TASK OBJECTIVE> Look through the records below and collect all lines that hold the string "Tools".

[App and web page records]
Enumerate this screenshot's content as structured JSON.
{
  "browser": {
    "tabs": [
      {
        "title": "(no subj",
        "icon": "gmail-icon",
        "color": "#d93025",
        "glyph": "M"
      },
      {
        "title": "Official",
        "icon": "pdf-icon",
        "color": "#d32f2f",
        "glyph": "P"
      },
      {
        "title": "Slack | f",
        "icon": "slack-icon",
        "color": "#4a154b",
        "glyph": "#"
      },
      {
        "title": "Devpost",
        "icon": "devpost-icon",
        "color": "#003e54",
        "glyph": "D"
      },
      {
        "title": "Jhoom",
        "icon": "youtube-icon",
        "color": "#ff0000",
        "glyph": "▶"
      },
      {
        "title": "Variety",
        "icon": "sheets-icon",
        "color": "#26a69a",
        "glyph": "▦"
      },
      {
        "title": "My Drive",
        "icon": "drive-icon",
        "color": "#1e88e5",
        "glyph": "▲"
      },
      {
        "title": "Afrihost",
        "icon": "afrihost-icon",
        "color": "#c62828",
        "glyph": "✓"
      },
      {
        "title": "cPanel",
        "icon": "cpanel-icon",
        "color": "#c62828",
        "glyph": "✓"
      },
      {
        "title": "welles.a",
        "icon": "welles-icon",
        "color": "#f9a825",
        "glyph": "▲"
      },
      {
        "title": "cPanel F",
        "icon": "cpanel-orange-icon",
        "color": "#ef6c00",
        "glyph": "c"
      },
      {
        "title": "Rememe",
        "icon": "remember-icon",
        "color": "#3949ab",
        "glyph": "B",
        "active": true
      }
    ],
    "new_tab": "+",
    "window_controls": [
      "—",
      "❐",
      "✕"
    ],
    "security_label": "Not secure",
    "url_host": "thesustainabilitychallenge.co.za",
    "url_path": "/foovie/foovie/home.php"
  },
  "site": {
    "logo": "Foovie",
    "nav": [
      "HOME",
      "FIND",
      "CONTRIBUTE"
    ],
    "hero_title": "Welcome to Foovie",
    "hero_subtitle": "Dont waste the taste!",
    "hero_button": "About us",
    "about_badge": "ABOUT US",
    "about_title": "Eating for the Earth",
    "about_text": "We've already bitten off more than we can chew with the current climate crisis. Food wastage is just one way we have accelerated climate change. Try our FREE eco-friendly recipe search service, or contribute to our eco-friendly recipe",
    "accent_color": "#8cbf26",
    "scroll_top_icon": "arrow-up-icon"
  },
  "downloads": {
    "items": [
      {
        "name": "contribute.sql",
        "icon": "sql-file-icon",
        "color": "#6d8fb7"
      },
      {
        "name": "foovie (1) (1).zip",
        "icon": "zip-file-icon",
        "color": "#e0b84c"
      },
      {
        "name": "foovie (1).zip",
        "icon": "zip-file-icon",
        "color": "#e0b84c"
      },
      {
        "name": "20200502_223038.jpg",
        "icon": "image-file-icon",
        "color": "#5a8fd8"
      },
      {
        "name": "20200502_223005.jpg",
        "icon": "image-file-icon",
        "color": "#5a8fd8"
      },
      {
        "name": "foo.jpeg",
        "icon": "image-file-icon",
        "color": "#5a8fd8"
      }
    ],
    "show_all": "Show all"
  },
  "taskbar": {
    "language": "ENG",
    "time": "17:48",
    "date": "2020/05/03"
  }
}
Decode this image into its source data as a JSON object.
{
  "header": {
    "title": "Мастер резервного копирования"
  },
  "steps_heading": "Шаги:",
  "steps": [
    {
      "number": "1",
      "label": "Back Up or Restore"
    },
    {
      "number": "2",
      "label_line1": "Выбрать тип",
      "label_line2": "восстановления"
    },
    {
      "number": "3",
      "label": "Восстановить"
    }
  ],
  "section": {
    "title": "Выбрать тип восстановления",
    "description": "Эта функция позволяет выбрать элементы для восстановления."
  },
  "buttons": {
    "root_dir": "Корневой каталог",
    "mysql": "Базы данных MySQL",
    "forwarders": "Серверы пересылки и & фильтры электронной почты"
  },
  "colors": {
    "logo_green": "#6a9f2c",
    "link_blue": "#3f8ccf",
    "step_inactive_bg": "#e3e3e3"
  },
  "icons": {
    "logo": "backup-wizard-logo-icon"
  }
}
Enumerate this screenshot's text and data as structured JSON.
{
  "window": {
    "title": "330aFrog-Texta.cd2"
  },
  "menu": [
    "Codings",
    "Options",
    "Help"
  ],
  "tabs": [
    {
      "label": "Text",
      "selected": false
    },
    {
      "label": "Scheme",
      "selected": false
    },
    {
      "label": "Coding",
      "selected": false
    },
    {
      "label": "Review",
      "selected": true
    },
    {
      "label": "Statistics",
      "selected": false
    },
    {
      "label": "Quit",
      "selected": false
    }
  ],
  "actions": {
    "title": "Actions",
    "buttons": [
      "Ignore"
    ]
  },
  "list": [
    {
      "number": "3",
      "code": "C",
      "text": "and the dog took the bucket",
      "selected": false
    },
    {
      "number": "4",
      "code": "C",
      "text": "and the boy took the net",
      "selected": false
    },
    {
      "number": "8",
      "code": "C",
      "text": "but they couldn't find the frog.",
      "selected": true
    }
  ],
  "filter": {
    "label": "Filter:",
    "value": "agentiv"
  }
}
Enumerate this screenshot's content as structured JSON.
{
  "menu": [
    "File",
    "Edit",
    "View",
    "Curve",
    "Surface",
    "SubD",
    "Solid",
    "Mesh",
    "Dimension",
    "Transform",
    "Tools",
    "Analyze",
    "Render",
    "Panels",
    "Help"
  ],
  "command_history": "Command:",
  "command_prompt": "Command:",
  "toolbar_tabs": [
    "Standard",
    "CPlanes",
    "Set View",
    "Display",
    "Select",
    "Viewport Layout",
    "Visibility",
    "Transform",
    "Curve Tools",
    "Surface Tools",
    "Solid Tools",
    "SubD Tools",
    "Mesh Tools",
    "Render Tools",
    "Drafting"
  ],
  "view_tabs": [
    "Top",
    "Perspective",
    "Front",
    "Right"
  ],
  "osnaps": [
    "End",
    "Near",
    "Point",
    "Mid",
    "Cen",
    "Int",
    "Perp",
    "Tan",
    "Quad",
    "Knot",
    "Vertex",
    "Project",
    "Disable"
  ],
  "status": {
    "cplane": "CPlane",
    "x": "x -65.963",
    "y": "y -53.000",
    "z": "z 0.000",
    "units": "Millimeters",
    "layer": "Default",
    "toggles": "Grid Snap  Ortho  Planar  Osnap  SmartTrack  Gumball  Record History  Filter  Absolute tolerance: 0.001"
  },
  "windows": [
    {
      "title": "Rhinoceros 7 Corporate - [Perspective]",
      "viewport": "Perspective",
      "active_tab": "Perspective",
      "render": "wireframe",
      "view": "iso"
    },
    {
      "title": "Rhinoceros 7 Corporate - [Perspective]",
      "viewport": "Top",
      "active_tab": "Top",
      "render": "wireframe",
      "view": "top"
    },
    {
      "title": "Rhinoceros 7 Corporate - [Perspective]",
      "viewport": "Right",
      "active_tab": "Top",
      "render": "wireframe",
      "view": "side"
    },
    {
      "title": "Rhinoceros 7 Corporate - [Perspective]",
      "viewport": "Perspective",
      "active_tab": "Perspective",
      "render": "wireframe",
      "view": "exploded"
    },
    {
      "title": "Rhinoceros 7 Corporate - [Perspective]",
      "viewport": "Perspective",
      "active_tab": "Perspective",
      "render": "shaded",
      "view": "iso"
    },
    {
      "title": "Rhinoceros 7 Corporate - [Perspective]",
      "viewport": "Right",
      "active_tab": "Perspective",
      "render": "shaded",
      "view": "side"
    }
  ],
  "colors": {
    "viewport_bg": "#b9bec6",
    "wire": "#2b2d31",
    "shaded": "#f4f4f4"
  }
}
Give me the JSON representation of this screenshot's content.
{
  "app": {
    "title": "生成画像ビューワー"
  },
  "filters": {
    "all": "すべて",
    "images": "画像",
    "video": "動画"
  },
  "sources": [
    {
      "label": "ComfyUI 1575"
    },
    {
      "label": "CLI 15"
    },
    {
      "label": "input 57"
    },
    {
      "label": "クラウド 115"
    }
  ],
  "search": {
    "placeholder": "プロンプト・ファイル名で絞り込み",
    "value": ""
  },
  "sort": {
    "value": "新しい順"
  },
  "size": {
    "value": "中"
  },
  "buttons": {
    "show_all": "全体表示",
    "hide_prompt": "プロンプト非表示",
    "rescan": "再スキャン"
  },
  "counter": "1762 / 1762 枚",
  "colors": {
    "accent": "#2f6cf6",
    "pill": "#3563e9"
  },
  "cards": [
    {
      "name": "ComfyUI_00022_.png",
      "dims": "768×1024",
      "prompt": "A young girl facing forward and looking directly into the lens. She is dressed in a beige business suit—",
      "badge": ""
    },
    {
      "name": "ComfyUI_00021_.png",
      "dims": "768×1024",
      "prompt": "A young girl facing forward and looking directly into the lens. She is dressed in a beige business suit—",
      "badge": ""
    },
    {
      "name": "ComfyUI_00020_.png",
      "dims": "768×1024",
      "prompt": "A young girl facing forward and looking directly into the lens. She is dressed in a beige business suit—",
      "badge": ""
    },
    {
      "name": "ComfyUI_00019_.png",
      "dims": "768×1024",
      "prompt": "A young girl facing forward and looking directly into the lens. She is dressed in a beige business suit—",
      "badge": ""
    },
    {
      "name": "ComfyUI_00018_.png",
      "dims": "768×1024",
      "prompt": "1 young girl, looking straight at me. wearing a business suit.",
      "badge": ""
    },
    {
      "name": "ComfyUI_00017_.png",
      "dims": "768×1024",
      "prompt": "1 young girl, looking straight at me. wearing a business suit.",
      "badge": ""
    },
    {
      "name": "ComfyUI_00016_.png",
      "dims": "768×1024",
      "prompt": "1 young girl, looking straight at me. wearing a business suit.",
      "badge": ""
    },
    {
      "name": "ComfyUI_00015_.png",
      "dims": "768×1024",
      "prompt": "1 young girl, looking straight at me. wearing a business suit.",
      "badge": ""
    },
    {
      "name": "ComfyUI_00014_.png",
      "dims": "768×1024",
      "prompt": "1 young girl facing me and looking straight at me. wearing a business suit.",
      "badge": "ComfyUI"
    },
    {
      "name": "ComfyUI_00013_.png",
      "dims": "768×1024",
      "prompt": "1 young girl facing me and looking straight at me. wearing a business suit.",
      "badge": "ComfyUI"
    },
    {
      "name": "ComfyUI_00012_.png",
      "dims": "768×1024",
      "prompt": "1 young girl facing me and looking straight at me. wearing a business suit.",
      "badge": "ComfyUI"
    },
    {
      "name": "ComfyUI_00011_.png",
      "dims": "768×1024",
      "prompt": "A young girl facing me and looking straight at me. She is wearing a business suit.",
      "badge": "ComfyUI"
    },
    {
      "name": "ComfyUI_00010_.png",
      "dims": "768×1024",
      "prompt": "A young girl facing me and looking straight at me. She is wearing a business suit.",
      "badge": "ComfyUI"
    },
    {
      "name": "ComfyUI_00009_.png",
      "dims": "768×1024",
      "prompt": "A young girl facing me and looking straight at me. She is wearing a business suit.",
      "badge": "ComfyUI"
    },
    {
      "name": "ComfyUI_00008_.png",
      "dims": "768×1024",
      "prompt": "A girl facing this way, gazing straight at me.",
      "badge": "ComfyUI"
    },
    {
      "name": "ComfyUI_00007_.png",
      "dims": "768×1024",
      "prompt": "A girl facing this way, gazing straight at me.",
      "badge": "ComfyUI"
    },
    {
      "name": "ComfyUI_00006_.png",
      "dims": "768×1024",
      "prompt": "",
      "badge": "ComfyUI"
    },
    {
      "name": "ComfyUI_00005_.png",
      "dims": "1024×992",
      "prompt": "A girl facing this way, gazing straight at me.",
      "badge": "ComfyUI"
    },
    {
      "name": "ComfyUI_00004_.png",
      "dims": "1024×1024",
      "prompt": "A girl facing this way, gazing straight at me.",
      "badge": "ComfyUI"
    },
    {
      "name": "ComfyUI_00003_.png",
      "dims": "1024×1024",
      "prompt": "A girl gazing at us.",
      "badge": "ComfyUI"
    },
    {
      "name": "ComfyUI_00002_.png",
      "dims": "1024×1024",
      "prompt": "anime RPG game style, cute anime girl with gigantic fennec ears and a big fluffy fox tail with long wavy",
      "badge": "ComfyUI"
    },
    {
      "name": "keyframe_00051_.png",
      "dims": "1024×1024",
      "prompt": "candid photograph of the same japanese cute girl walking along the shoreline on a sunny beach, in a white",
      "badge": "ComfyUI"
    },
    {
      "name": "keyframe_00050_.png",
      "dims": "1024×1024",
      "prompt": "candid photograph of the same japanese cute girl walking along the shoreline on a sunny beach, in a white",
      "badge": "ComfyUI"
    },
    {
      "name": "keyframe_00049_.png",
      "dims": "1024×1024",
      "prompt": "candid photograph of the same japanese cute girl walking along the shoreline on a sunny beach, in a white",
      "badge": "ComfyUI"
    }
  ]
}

EXPECTED OUTPUT>
    "Tools",
    "Curve Tools",
    "Surface Tools",
    "Solid Tools",
    "SubD Tools",
    "Mesh Tools",
    "Render Tools",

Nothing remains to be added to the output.